* [ASSIGNED TASK]
In the listing below, locate the lines that hold "number" and copy them.

====

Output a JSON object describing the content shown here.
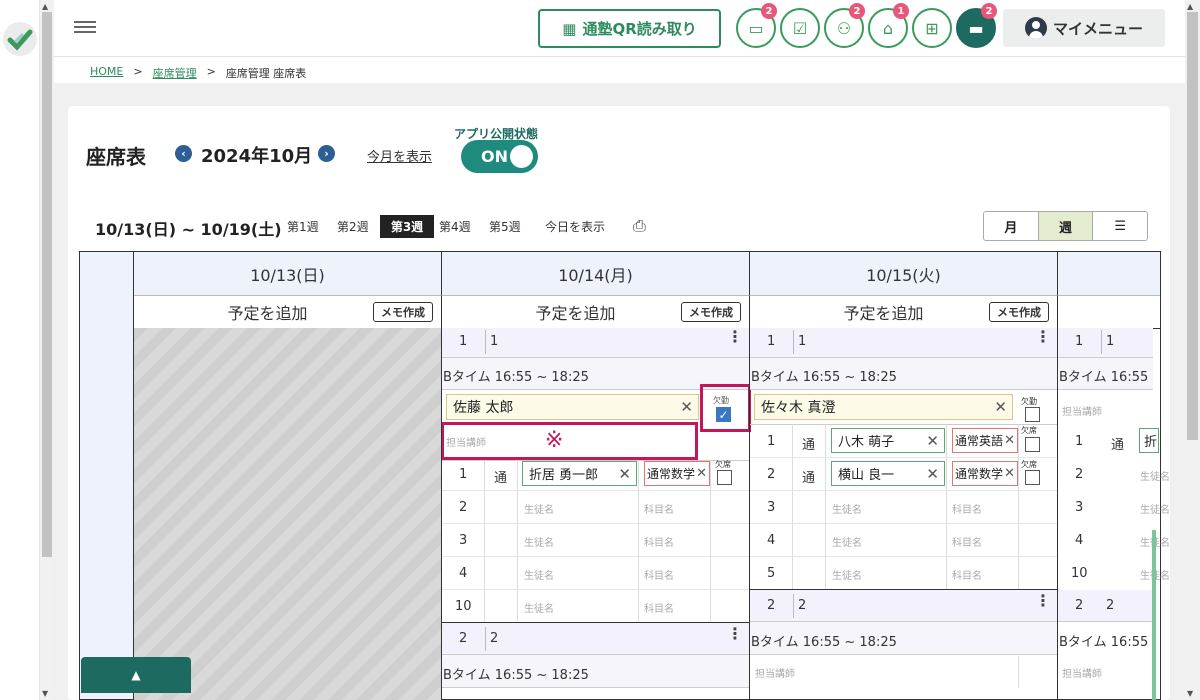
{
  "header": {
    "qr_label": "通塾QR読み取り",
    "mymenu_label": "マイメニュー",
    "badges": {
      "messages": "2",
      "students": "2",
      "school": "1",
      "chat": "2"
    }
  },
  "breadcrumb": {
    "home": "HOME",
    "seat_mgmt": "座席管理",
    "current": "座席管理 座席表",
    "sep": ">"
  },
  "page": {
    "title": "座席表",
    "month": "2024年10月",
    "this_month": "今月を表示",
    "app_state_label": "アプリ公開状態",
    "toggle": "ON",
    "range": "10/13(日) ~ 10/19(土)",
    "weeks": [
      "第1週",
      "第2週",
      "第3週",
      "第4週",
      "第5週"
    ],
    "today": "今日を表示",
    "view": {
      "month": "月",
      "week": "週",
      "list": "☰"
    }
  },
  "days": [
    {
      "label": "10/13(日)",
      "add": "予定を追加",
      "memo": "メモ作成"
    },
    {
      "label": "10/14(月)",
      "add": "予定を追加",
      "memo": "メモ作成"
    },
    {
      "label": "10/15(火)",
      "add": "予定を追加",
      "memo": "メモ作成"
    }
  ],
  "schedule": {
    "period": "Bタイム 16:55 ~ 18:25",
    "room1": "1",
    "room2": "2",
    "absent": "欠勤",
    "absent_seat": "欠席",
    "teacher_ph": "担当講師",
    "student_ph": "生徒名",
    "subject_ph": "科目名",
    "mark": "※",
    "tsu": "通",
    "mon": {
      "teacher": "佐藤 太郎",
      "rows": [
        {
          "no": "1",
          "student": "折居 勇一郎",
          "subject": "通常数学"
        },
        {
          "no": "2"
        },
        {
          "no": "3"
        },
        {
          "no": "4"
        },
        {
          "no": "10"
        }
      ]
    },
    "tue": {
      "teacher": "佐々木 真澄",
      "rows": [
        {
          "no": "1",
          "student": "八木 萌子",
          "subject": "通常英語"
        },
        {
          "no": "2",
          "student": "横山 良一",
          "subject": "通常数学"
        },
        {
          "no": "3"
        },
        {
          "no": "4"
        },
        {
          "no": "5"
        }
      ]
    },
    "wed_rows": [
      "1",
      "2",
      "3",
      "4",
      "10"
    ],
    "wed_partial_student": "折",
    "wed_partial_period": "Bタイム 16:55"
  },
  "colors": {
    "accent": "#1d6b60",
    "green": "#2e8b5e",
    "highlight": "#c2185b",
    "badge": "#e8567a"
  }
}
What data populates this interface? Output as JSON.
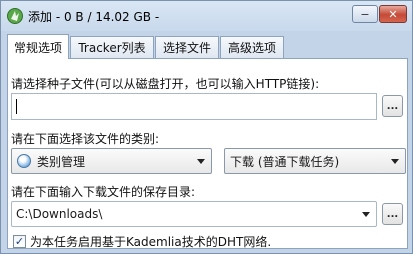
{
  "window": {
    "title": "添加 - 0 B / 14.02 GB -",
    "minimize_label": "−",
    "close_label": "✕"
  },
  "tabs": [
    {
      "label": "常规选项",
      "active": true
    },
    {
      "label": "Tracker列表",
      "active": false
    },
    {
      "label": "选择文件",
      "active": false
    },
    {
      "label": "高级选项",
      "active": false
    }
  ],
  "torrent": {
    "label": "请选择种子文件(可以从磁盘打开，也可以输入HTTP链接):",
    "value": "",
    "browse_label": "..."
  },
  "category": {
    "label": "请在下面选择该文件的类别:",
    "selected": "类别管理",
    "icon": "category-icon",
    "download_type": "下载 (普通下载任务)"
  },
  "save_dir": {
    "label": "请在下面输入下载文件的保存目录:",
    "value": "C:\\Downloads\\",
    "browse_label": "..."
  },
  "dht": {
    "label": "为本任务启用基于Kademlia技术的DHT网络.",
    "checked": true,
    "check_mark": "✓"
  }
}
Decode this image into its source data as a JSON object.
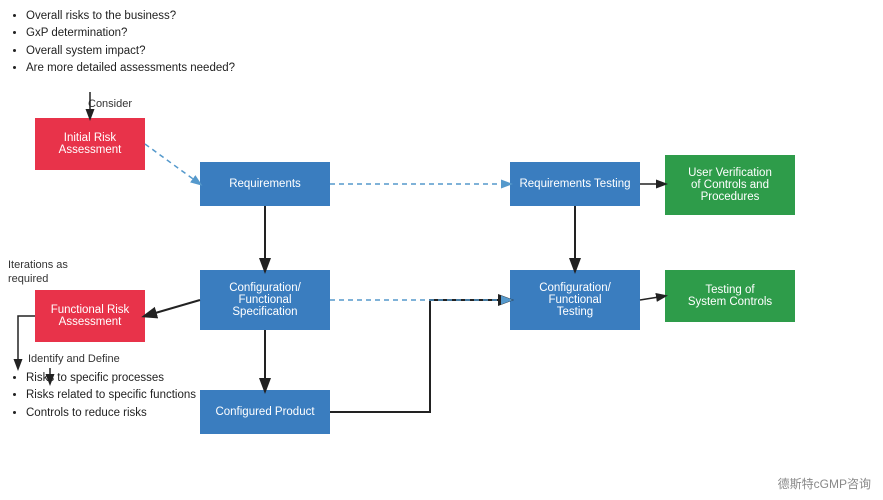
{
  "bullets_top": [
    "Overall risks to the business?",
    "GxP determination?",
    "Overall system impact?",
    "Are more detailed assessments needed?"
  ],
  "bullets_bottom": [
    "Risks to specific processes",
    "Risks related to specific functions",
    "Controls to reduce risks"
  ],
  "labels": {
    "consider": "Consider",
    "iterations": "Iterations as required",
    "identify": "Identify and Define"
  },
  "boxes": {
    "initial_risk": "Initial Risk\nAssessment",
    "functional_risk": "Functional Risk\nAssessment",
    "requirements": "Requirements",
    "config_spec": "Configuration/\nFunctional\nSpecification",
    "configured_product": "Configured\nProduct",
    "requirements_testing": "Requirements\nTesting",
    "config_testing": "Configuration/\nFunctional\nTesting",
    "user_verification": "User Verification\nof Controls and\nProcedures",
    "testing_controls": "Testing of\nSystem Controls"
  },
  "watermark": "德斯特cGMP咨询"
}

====

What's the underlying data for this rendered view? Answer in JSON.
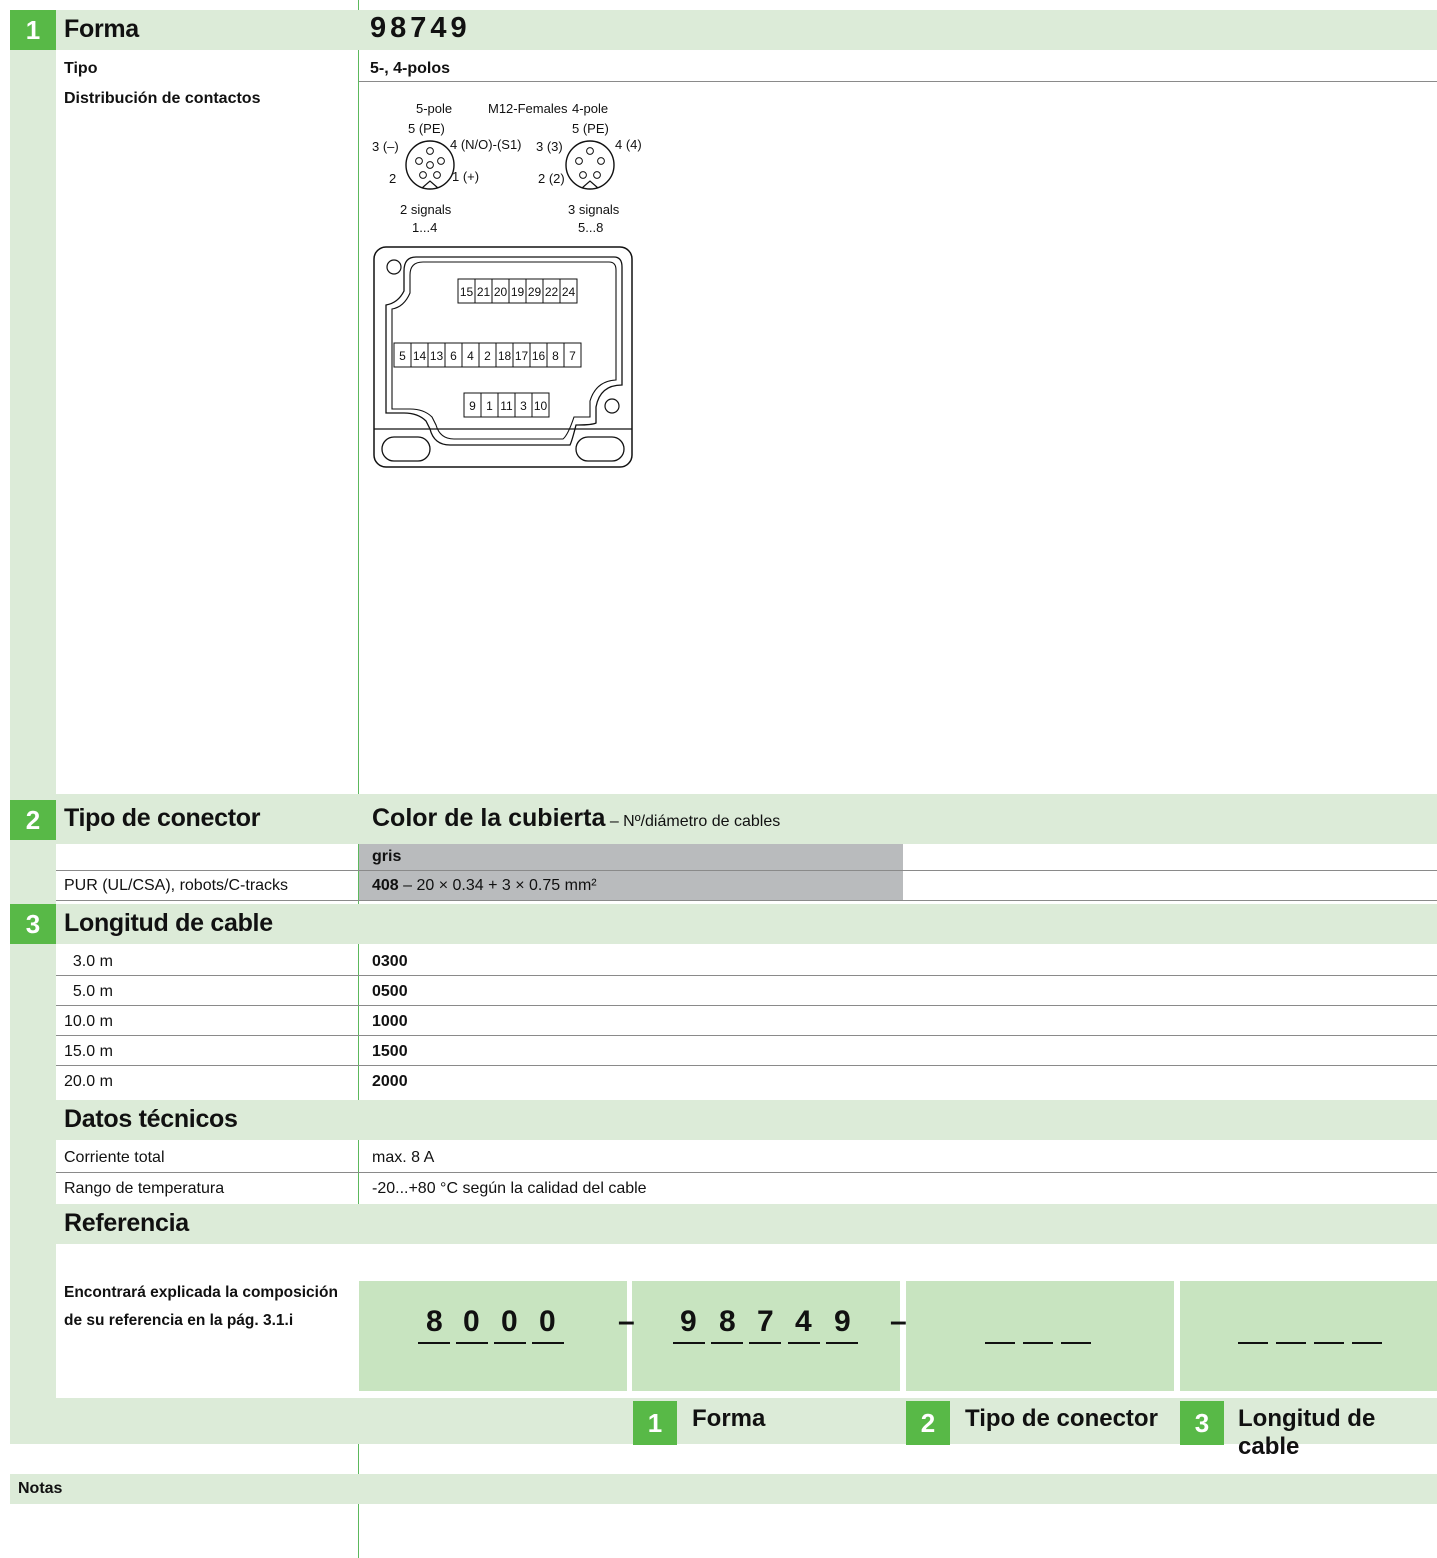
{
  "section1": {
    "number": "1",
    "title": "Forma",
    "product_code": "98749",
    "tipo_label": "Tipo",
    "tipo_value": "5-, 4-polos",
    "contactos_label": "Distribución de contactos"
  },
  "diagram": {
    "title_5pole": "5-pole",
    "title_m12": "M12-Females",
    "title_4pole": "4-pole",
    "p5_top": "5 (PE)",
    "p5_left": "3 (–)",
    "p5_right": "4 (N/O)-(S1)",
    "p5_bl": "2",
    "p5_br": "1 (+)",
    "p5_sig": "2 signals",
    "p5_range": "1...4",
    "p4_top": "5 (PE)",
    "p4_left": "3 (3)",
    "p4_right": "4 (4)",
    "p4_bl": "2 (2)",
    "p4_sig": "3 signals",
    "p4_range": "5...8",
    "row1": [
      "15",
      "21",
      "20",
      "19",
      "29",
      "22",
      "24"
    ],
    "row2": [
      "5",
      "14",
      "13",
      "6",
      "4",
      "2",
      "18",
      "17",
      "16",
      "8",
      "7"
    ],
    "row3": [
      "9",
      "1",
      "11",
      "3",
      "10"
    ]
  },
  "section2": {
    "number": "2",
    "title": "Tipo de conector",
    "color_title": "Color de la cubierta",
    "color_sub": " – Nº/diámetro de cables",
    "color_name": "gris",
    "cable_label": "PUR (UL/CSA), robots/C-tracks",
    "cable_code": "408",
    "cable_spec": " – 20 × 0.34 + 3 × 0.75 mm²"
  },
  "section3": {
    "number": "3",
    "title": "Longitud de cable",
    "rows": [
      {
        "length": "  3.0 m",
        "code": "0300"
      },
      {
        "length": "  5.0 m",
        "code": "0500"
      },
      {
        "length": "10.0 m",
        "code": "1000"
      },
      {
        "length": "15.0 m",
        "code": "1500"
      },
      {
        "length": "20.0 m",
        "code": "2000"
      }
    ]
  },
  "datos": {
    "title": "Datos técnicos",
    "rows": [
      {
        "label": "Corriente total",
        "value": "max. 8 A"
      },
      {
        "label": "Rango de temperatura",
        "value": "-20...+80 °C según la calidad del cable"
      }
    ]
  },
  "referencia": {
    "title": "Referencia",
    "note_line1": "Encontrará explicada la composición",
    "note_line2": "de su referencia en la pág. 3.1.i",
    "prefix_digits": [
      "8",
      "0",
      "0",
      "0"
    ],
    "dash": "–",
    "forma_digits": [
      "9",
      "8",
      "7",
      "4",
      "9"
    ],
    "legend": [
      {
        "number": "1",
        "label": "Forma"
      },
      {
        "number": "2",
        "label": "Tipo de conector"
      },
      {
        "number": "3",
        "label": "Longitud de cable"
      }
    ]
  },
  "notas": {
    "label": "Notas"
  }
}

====

* [ANSWER BELOW]
    "number": "1",
    "number": "2",
    "number": "3",
        "number": "1",
        "number": "2",
        "number": "3",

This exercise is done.